References

Erwin, L. J. M. 1976. Application of a computerized general purpose information management system (SELGEM) to natural history research data bank (Coleoptera: Carabidae). Coleopt. Bull. 30: 1-32.

Janzen, D. H. 1992. Information on the bar code system that INBio uses in Costa Rica. Insect Collection News 7: 24

McGinley, R. 1993. Where's the management in collections management? Planning for improved care, greater use and growth of collections. Pp. 309-33. In Rose, C. L. et alia (eds), International Symposium and First World Congress on the preservation and conservation of Natural History Collections. Vol. 3, Madrid.

Thompson, F. C. (coordinator). 1990. Automatic Data Processing for Systematic Entomology: Promises and Problems. A report for the Entomological Collections Network. [48] pp. Washington


Entomological Collections Network

Bar Code Standard Resolution
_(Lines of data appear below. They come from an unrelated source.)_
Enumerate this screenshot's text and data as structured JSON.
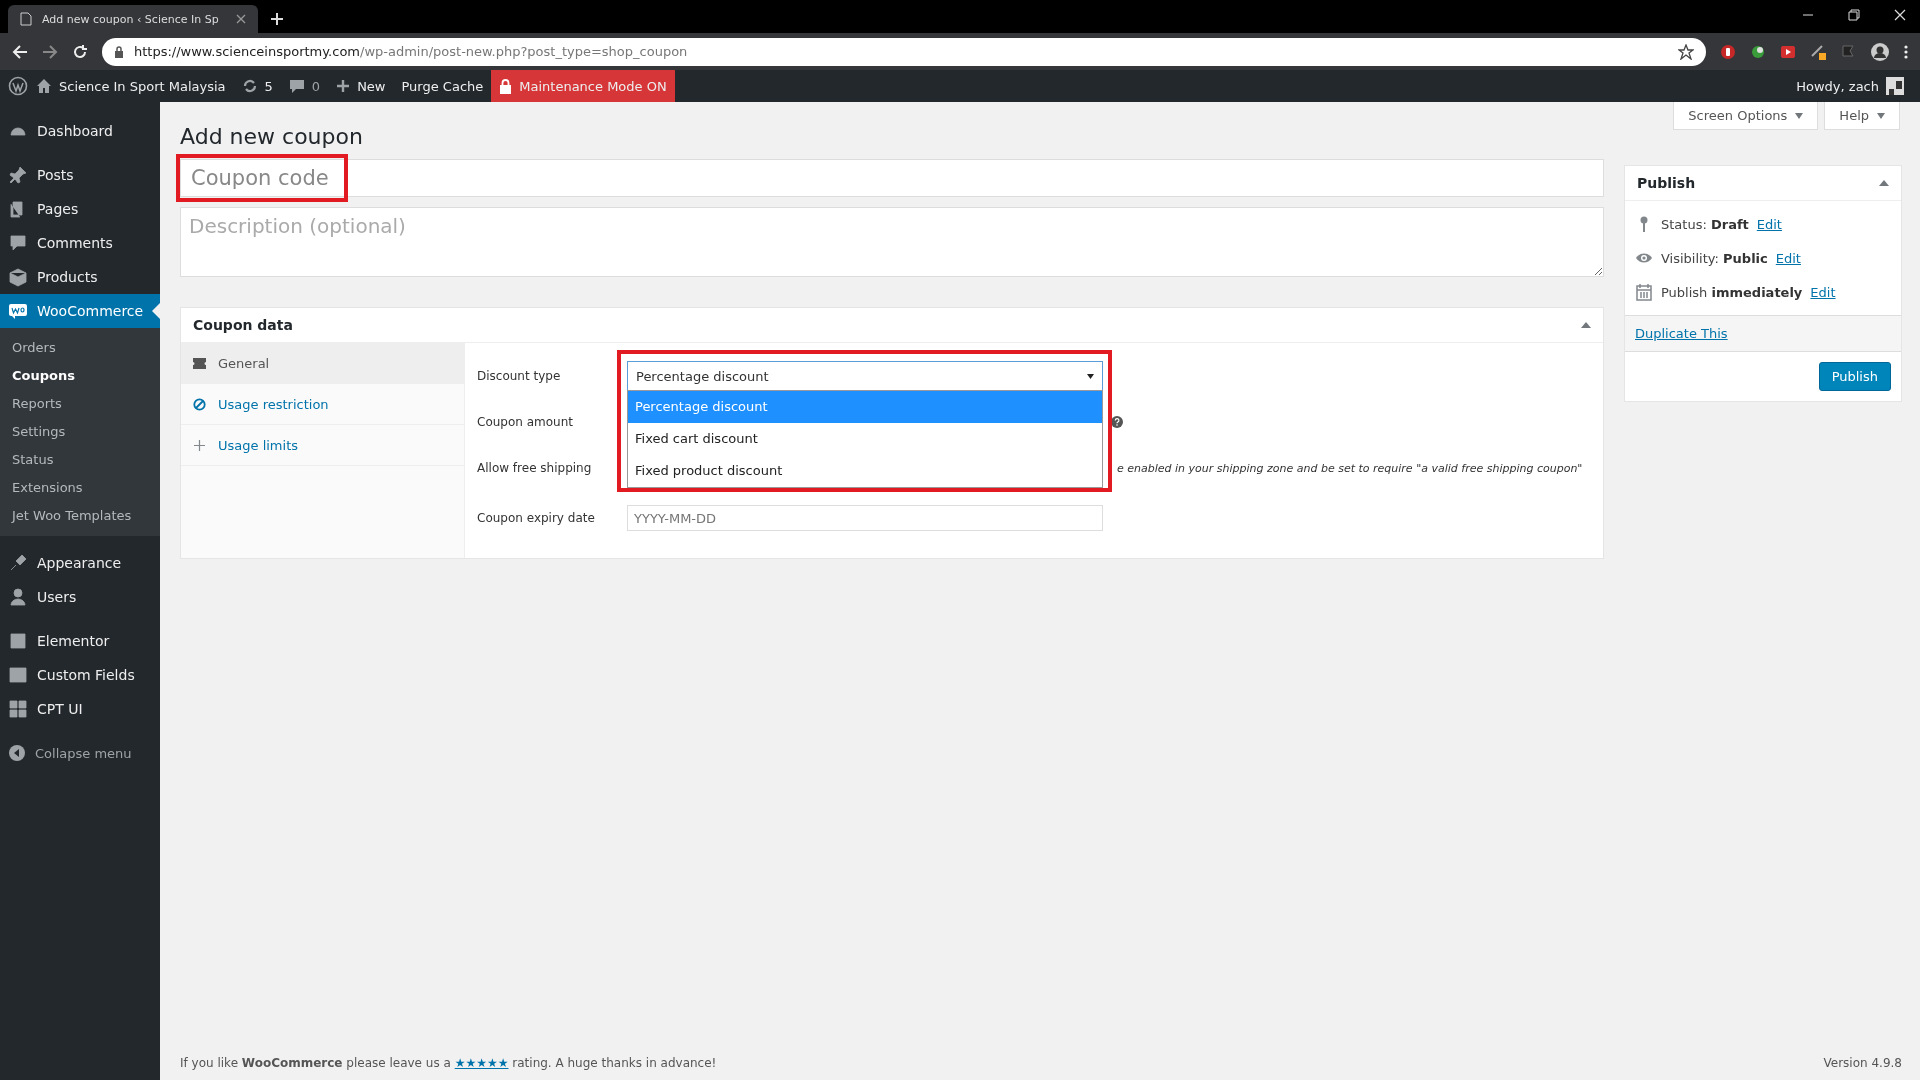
{
  "browser": {
    "tab_title": "Add new coupon ‹ Science In Sp",
    "url_host": "https://www.scienceinsportmy.com",
    "url_path": "/wp-admin/post-new.php?post_type=shop_coupon"
  },
  "admin_bar": {
    "site_name": "Science In Sport Malaysia",
    "updates": "5",
    "comments": "0",
    "new": "New",
    "purge": "Purge Cache",
    "maintenance": "Maintenance Mode ON",
    "howdy": "Howdy, zach"
  },
  "sidebar": {
    "groups": [
      [
        {
          "label": "Dashboard",
          "selected": false
        }
      ],
      [
        {
          "label": "Posts",
          "selected": false
        },
        {
          "label": "Pages",
          "selected": false
        },
        {
          "label": "Comments",
          "selected": false
        },
        {
          "label": "Products",
          "selected": false
        },
        {
          "label": "WooCommerce",
          "selected": true,
          "children": [
            {
              "label": "Orders",
              "selected": false
            },
            {
              "label": "Coupons",
              "selected": true
            },
            {
              "label": "Reports",
              "selected": false
            },
            {
              "label": "Settings",
              "selected": false
            },
            {
              "label": "Status",
              "selected": false
            },
            {
              "label": "Extensions",
              "selected": false
            },
            {
              "label": "Jet Woo Templates",
              "selected": false
            }
          ]
        }
      ],
      [
        {
          "label": "Appearance",
          "selected": false
        },
        {
          "label": "Users",
          "selected": false
        }
      ],
      [
        {
          "label": "Elementor",
          "selected": false
        },
        {
          "label": "Custom Fields",
          "selected": false
        },
        {
          "label": "CPT UI",
          "selected": false
        }
      ]
    ],
    "collapse": "Collapse menu"
  },
  "screen_meta": [
    "Screen Options",
    "Help"
  ],
  "page_title": "Add new coupon",
  "coupon_code": {
    "placeholder": "Coupon code"
  },
  "description": {
    "placeholder": "Description (optional)"
  },
  "coupon_data": {
    "title": "Coupon data",
    "tabs": [
      {
        "label": "General",
        "selected": true
      },
      {
        "label": "Usage restriction",
        "selected": false
      },
      {
        "label": "Usage limits",
        "selected": false
      }
    ],
    "discount_type": {
      "label": "Discount type",
      "value": "Percentage discount",
      "options": [
        {
          "label": "Percentage discount",
          "selected": true
        },
        {
          "label": "Fixed cart discount",
          "selected": false
        },
        {
          "label": "Fixed product discount",
          "selected": false
        }
      ]
    },
    "coupon_amount": {
      "label": "Coupon amount"
    },
    "free_shipping": {
      "label": "Allow free shipping",
      "note": "e enabled in your shipping zone and be set to require \"a valid free shipping coupon\""
    },
    "expiry": {
      "label": "Coupon expiry date",
      "placeholder": "YYYY-MM-DD"
    }
  },
  "publish": {
    "title": "Publish",
    "rows": [
      {
        "label": "Status:",
        "value": "Draft",
        "link": "Edit"
      },
      {
        "label": "Visibility:",
        "value": "Public",
        "link": "Edit"
      },
      {
        "label": "Publish",
        "value": "immediately",
        "link": "Edit"
      }
    ],
    "duplicate": "Duplicate This",
    "button": "Publish"
  },
  "footer": {
    "before": "If you like **WooCommerce** please leave us a",
    "stars": "★★★★★",
    "after": "rating. A huge thanks in advance!",
    "version": "Version 4.9.8"
  }
}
Whereas Society is increasingly concerned with biological diversity and the sustainable use thereof;

Whereas Terrestrial arthropods provide the broadest and finest scale description of the biosphere as they provide more data points as there are more clades, species and individuals with longer histories and broader variation;
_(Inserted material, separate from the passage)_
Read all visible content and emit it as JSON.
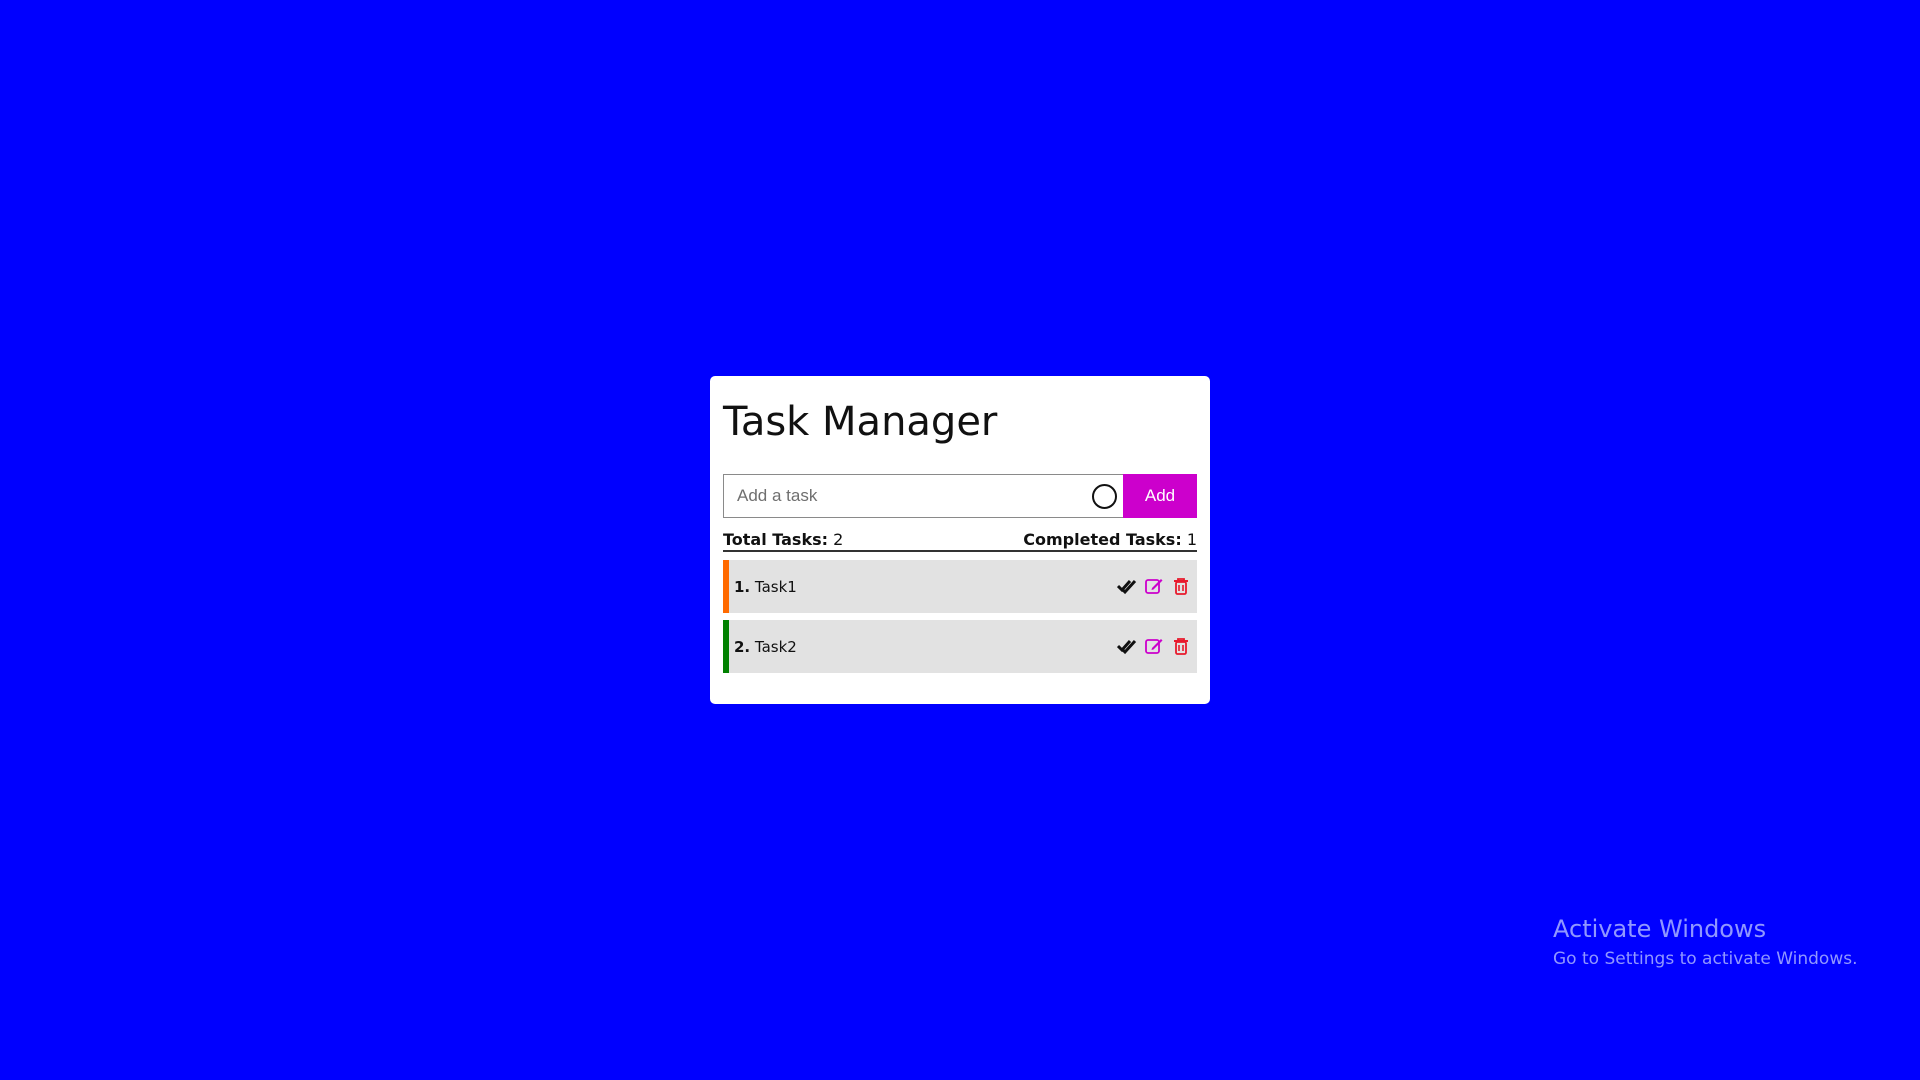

Whereas Terrestrial arthropods are the glue that binds ecosystems and therefore, the biosphere, together;

Whereas entomological collections contain the largest and most diverse sample of terrestrial arthropods and associated data;

Whereas entomological collections accept the responsibility to provide Society with the critical information for the understanding and sustainable use of biodiversity that their collections contain;
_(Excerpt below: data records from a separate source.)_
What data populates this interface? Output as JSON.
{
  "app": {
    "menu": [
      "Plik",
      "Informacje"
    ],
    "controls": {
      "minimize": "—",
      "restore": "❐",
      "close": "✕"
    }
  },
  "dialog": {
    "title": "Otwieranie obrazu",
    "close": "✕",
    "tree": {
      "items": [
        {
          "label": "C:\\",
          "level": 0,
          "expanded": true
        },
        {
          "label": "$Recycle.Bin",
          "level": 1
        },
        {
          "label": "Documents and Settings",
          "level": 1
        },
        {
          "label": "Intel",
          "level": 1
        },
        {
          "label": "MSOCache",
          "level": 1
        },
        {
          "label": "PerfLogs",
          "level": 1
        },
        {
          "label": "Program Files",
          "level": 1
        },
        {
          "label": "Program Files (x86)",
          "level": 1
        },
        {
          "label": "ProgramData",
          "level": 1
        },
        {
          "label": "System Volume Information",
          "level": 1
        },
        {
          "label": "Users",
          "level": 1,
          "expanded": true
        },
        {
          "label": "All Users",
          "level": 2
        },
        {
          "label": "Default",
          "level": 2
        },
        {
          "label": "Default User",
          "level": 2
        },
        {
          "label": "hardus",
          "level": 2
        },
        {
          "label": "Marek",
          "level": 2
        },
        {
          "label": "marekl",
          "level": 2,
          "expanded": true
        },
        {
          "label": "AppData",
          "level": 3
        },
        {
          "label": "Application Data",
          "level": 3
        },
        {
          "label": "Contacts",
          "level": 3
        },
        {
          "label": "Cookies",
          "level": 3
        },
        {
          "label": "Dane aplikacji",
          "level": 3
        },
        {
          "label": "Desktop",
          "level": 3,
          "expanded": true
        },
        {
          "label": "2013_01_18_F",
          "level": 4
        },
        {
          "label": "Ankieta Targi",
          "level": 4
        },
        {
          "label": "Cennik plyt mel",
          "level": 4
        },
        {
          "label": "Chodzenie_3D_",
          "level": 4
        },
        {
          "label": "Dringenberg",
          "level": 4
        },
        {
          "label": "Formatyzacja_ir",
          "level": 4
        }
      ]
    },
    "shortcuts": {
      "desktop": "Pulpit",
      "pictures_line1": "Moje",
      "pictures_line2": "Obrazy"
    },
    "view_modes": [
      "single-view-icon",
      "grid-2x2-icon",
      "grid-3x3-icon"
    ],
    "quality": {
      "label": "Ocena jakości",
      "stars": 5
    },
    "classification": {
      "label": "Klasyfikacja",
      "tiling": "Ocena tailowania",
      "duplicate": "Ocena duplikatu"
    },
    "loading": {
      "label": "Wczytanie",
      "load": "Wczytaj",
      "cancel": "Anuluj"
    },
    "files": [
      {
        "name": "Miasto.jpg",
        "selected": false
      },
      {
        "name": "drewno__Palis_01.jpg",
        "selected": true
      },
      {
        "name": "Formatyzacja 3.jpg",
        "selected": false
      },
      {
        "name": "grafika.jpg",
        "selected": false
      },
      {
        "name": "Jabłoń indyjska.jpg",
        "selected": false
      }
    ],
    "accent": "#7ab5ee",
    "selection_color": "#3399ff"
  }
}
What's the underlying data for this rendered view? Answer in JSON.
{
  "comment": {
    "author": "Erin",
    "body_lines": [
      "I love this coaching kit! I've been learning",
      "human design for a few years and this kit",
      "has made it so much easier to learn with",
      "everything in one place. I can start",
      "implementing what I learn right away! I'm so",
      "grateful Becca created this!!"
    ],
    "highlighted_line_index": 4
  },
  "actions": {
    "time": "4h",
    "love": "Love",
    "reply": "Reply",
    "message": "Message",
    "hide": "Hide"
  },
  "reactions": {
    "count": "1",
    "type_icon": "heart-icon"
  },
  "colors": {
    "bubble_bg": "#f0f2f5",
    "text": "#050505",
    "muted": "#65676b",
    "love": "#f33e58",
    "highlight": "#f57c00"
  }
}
Whereas scientific information must be verifiable and therefore requires that specimens be uniquely identified;

Therefore the Entomological Collection Network adopts the following standard for the use of Bar Codes for the proper, effective and efficient management of specimens and their associated data.

1) a bar code will be an unique identifier that consists of a string of alphabetic characters that identifies the organization that created the associated data record followed by a sequential number;

2) as bar code labels need to be as small as possible so as not to take up too much space and must also encode sufficient data to uniquely identify specimens, code 49 uniform symbology will be used;

3) organizations will maintain computer files of specimen associated data that the bar codes uniquely identify, making the information available to users following the appropriate community standards (such as the ASC Database Policy);

4) organizations and individuals will respect bar code labels by leaving them attached, by not covering them with other labels, and by using existing bar codes, rather than adding new bar codes, so that only ONE bar code is used per specimen and that bar code is always clearly visible;

5) finally, organizations and individuals will provide the originator (the organization maintaining the computer files of associated data) of bar code with the scientific name and identifier, if so requested.

The above resolution was passed uniamously at the 1993 Annual Meeting of the Entomological Collections Network, 12 December 1993, Indianapolis.

Content by F. Christian Thompson
Please send questions and comments to Chris Thompson.
Last Updated: November 23, 2005 by Irina Brake